One of the reasons we do so many things is because in healthcare, worldwide, business models are evolving. Many of the companies may be doing one of the few things that we are doing. One of the reasons we do them is because they are interlinked. For instance, the revenue we make from the marketing business is somewhat dependent on the number of consumers and transactions. Our ability to provide value for providers and consumers and generate revenue are interdependent.
How have the new consumer-facing verticals fared so far?
We try many things. Some click and some don’t. Wellness and fitness is something that we tried but we need more focus and management bandwidth. It is more on the pause mode. Medicine delivery is an interesting business because there is a lot of pull from the market. We have been in Bengaluru for a year and trying out a few more things.
What is definitely clicking and scaling up is telemedicine. Over the last year, we have done well in that. It is still in initial phases but the traction is good. We are pushing the pedal on all of these, but some of these businesses also need time from a consumer behaviour standpoint. As soon as we think the tipping point has come, you will see us going big on it.
What would you have done differently if given a chance?

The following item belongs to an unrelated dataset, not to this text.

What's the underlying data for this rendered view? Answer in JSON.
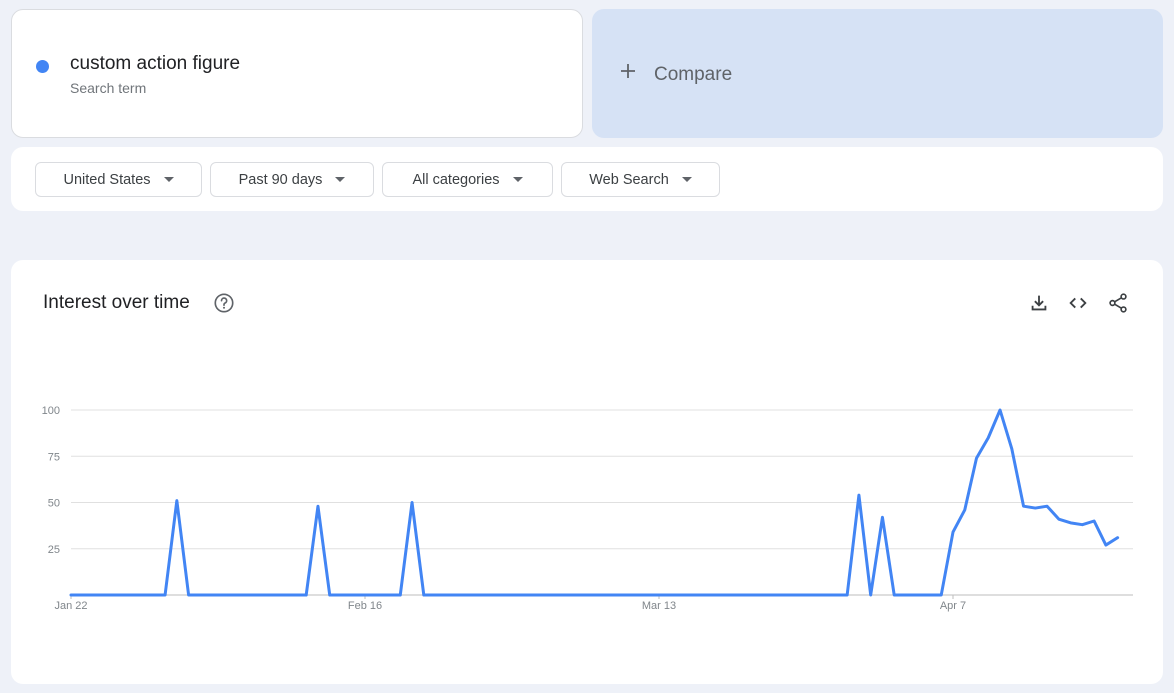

We grew really fast in the last 12 months. When you grow so fast, it puts a lot of pressure on the customer base. Our service levels to customers have dropped. We have taken time to stabilize again, but we gave our customers more pain than we wanted to because of this growth. We made mistakes. We took time to scale up our teams and train them. There were gaps in our service levels. I would have focused more on service levels. The sheen that we had got dented. In the next two to three years, if we work really hard, we will get that shine back and the relationship will get fixed.
This article was first published on Livemint.com